“There are some states where this is not nearly the crisis that it is in Pennsylvania. But we’re certainly not alone,” Toomey said during a Tuesday visit to City Mission in Washington, Pa. The organization provides shelter and rehabilitative services to those struggling with opioid addiction.
As a sign of how concerns about opioids cross party lines, the Republican Toomey pointed to legislation he’s sponsored with Democratic Sen. Doug Jones, of Alabama.
“We don’t agree on many things," Toomey acknowledged. But "I look for areas where we agree and try to make progress, and this is one that he and I both see exactly the same way.”
Toomey said the legislation aims to dissuade countries from exporting fentanyl to the United States through a series of penalties that will make the process “prohibitively expensive.”
First-term Republican Congressman Rep. Guy Reschenthaler, who represents Southwestern Pennsylvania, also attended the event and is a cosponsor of similar legislation in the House.
“There’s not going to be one silver bullet that solves this epidemic,” Reschenthaler said. “Part of it is criminal justice reform, a paradigm shift in the way we address pain management – it’s going to be a lot of different things.”
But on some other topics the two Pennsylvania Republicans parted ways. Take President Trump’s recent decision to declare a national emergency at the southern U.S. border, after Congress passed a spending bill that didn't provide the funding he wanted for a border wall. The declaration has drawn criticism from both Democrats and Republicans, who worry it sets a dangerous precedent.
Reschenthaler supported Trump's move.
“I think there’s precedent for where this has been used several times in the past," he said. “If you want to take a look at the statute and say it’s too broad, that’s one thing, but we’ve got to do something to stop the illegal drugs flowing into the United States.”
Toomey was less enthusiastic, calling the declaration "unfortunate."
“I was hoping this would be resolved through a legislative process, rather than an emergency declaration," he said.
Sen. Toomey said he expects a resolution in Congress to counter the President’s emergency declaration. But he wasn’t sure when such a proposal might be introduced, and he declined to say he would support it.
“I’m still evaluating the actual legal basis for the President’s decisions,” Toomey said. “It’s complicated. There are various sources of funds the President appears to be intent to draw on. I want to evaluate the legal basis for those decisions.”
The two Republicans also split on expanding background checks for gun sales. A proposal in the House would expand background checks for all gun sales, a concept Toomey has backed with legislation of his own in the past.
Reschenthaler, who sits on the House Judiciary Committee, recently voiced his strong opposition to the bipartisan House bill, saying the legislation wouldn’t solve gun violence, but is instead just a first step in creating a national gun registry.

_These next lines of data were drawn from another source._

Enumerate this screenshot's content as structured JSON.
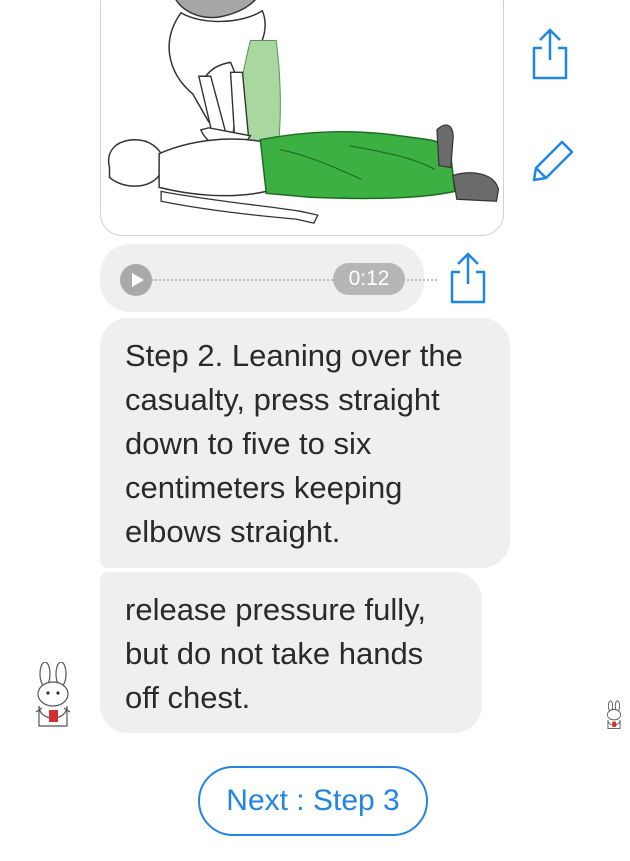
{
  "image_message": {
    "image_alt": "",
    "icons": [
      "share-icon",
      "edit-icon"
    ]
  },
  "audio_message": {
    "duration": "0:12"
  },
  "messages": [
    {
      "text": "Step 2. Leaning over the casualty, press straight down to five to six centimeters keeping elbows straight."
    },
    {
      "text": "release pressure fully, but do not take hands off chest."
    }
  ],
  "next_button": {
    "label": "Next : Step 3"
  },
  "colors": {
    "accent": "#1f86e6",
    "bubble": "#efefef",
    "pants_green": "#3cb043"
  }
}
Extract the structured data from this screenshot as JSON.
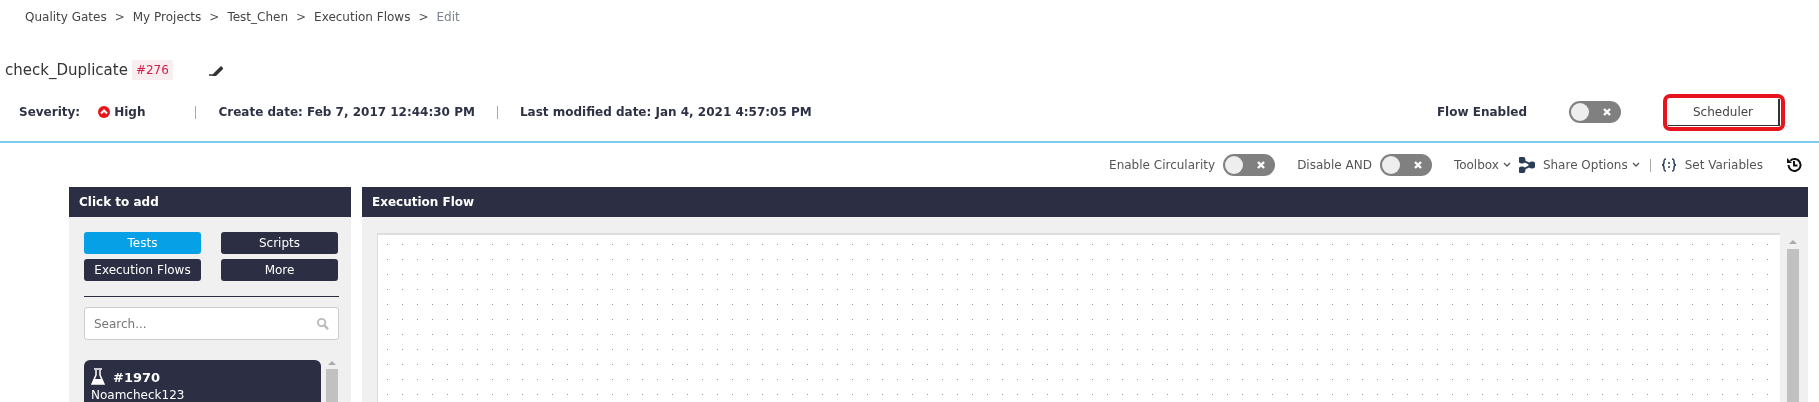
{
  "breadcrumbs": [
    {
      "label": "Quality Gates",
      "current": false
    },
    {
      "label": "My Projects",
      "current": false
    },
    {
      "label": "Test_Chen",
      "current": false
    },
    {
      "label": "Execution Flows",
      "current": false
    },
    {
      "label": "Edit",
      "current": true
    }
  ],
  "breadcrumb_separator": ">",
  "flow": {
    "name": "check_Duplicate",
    "id": "#276"
  },
  "meta": {
    "severity_label": "Severity:",
    "severity": "High",
    "create_date": "Create date: Feb 7, 2017 12:44:30 PM",
    "modified_date": "Last modified date: Jan 4, 2021 4:57:05 PM"
  },
  "flow_enabled": {
    "label": "Flow Enabled",
    "on": false
  },
  "scheduler": {
    "label": "Scheduler",
    "highlighted": true
  },
  "toolbar": {
    "enable_circularity": {
      "label": "Enable Circularity",
      "on": false
    },
    "disable_and": {
      "label": "Disable AND",
      "on": false
    },
    "toolbox": "Toolbox",
    "share_options": "Share Options",
    "set_variables": "Set Variables"
  },
  "add_panel": {
    "title": "Click to add",
    "tabs": [
      {
        "label": "Tests",
        "selected": true
      },
      {
        "label": "Scripts",
        "selected": false
      },
      {
        "label": "Execution Flows",
        "selected": false
      },
      {
        "label": "More",
        "selected": false
      }
    ],
    "search": {
      "placeholder": "Search..."
    },
    "items": [
      {
        "id": "#1970",
        "name": "Noamcheck123"
      }
    ]
  },
  "flow_panel": {
    "title": "Execution Flow"
  }
}
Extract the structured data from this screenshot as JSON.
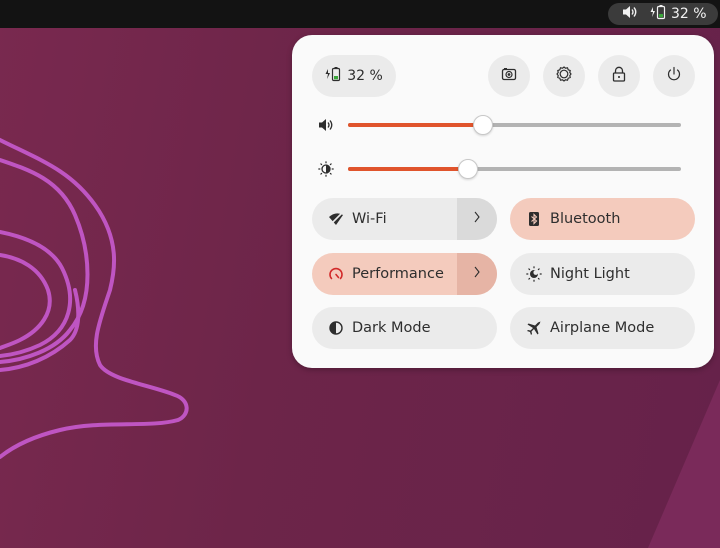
{
  "topbar": {
    "status": {
      "volume_icon": "speaker-icon",
      "battery_icon": "battery-charging-icon",
      "battery_label": "32 %"
    }
  },
  "quick_settings": {
    "battery": {
      "icon": "battery-charging-icon",
      "label": "32 %",
      "level_percent": 32
    },
    "actions": [
      {
        "name": "screenshot",
        "icon": "camera-icon"
      },
      {
        "name": "settings",
        "icon": "gear-icon"
      },
      {
        "name": "lock",
        "icon": "lock-icon"
      },
      {
        "name": "power",
        "icon": "power-icon"
      }
    ],
    "sliders": {
      "volume": {
        "icon": "speaker-icon",
        "value_percent": 40.5
      },
      "brightness": {
        "icon": "brightness-icon",
        "value_percent": 36
      }
    },
    "toggles": [
      {
        "label": "Wi-Fi",
        "icon": "wifi-disabled-icon",
        "active": false,
        "has_menu": true
      },
      {
        "label": "Bluetooth",
        "icon": "bluetooth-icon",
        "active": true,
        "has_menu": false
      },
      {
        "label": "Performance",
        "icon": "speedometer-icon",
        "active": true,
        "has_menu": true
      },
      {
        "label": "Night Light",
        "icon": "night-light-icon",
        "active": false,
        "has_menu": false
      },
      {
        "label": "Dark Mode",
        "icon": "dark-mode-icon",
        "active": false,
        "has_menu": false
      },
      {
        "label": "Airplane Mode",
        "icon": "airplane-icon",
        "active": false,
        "has_menu": false
      }
    ]
  },
  "colors": {
    "accent": "#e0542c",
    "active_toggle_bg": "#f4cbbd",
    "panel_bg": "#fafafa",
    "wallpaper": "#6d2549",
    "wallpaper_line": "#c054c0",
    "battery_fill": "#3aa63a",
    "performance_icon": "#d22a2a"
  }
}
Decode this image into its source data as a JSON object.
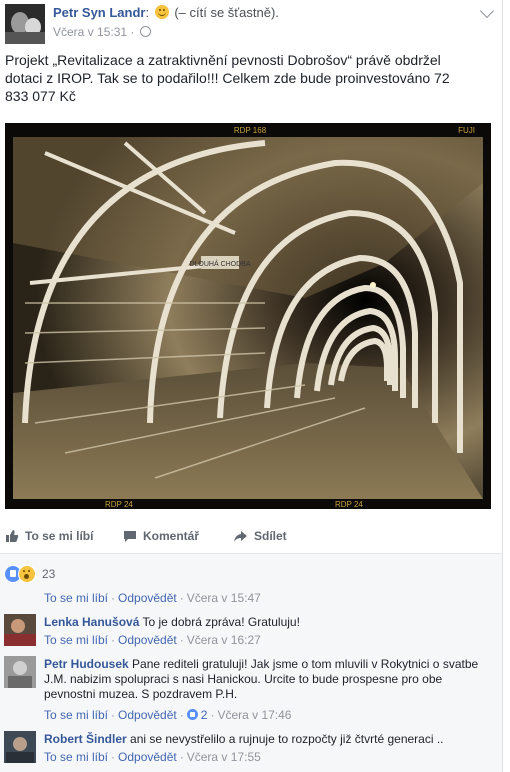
{
  "post": {
    "author": "Petr Syn Landr",
    "feeling_text": "(– cítí se šťastně).",
    "timestamp": "Včera v 15:31",
    "meta_sep": "·",
    "text": "Projekt „Revitalizace a zatraktivnění pevnosti Dobrošov“ právě obdržel dotaci z IROP. Tak se to podařilo!!! Celkem zde bude proinvestováno 72 833 077 Kč",
    "photo_marks": {
      "top": "RDP 168",
      "corner": "FUJI",
      "bottom_left": "RDP 24",
      "bottom_right": "RDP 24"
    },
    "photo_sign": "DLOUHÁ CHODBA"
  },
  "actions": {
    "like": "To se mi líbí",
    "comment": "Komentář",
    "share": "Sdílet"
  },
  "reactions": {
    "count": "23",
    "types": [
      "like-icon",
      "wow-icon"
    ]
  },
  "post_line": {
    "like": "To se mi líbí",
    "reply": "Odpovědět",
    "time": "Včera v 15:47"
  },
  "comments": [
    {
      "author": "Lenka Hanušová",
      "text": "To je dobrá zpráva! Gratuluju!",
      "like": "To se mi líbí",
      "reply": "Odpovědět",
      "time": "Včera v 16:27",
      "likes": ""
    },
    {
      "author": "Petr Hudousek",
      "text": "Pane rediteli gratuluji! Jak jsme o tom mluvili v Rokytnici o svatbe J.M. nabizim spolupraci s nasi Hanickou. Urcite to bude prospesne pro obe pevnostni muzea. S pozdravem P.H.",
      "like": "To se mi líbí",
      "reply": "Odpovědět",
      "time": "Včera v 17:46",
      "likes": "2"
    },
    {
      "author": "Robert Šindler",
      "text": "ani se nevystřelilo a rujnuje to rozpočty již čtvrté generaci ..",
      "like": "To se mi líbí",
      "reply": "Odpovědět",
      "time": "Včera v 17:55",
      "likes": ""
    }
  ],
  "colors": {
    "link": "#365899",
    "meta": "#90949c",
    "reaction_like": "#5890ff"
  }
}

“This is one of the things where Congressman Reschenthaler and I just disagree,” Toomey said. While he wouldn’t comment on the specific legislation, Toomey did reiterate his support for broadening background checks for all commercial gun sales online and at gun shows.
“I am in an ongoing effort to speak with my colleagues – especially Republican colleagues – to see if there might be more support than we’ve had in the past,” he said.